[Assignment]
In how many lines of the records does the string "description" appear? State only the number.

(Source data)
----

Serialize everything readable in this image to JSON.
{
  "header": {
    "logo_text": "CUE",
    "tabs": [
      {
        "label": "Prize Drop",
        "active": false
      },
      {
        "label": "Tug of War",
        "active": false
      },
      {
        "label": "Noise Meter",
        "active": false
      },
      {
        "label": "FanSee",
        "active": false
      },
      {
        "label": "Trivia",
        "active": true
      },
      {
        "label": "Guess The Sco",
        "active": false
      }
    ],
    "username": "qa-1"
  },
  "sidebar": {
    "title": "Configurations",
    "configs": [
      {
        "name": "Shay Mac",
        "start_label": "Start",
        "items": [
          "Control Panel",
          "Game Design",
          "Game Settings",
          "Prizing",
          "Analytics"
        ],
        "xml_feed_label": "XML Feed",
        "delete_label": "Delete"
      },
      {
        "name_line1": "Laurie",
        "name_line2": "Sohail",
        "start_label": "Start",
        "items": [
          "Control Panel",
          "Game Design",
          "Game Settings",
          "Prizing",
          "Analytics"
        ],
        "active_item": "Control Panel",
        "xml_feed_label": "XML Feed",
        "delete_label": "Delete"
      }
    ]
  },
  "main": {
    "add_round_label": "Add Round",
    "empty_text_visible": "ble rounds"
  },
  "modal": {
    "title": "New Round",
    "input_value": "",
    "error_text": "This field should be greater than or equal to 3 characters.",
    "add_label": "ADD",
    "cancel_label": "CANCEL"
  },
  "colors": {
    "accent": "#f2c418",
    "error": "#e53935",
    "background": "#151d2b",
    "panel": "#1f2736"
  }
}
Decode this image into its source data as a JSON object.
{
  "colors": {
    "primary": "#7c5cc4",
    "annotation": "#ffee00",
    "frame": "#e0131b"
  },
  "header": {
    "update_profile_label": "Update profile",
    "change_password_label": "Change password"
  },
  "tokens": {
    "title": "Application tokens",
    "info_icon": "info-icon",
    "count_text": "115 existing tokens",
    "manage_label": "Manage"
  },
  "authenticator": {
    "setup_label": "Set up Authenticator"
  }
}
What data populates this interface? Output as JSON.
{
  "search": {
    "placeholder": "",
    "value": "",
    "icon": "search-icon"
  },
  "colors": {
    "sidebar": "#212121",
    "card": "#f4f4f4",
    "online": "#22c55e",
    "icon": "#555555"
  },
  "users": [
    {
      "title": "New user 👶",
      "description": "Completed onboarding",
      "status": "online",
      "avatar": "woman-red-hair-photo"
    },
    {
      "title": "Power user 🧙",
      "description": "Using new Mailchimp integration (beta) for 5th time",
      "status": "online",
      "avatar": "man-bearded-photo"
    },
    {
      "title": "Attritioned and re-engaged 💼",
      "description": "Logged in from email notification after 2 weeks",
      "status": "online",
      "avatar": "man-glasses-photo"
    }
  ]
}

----

[Result of the exercise]
3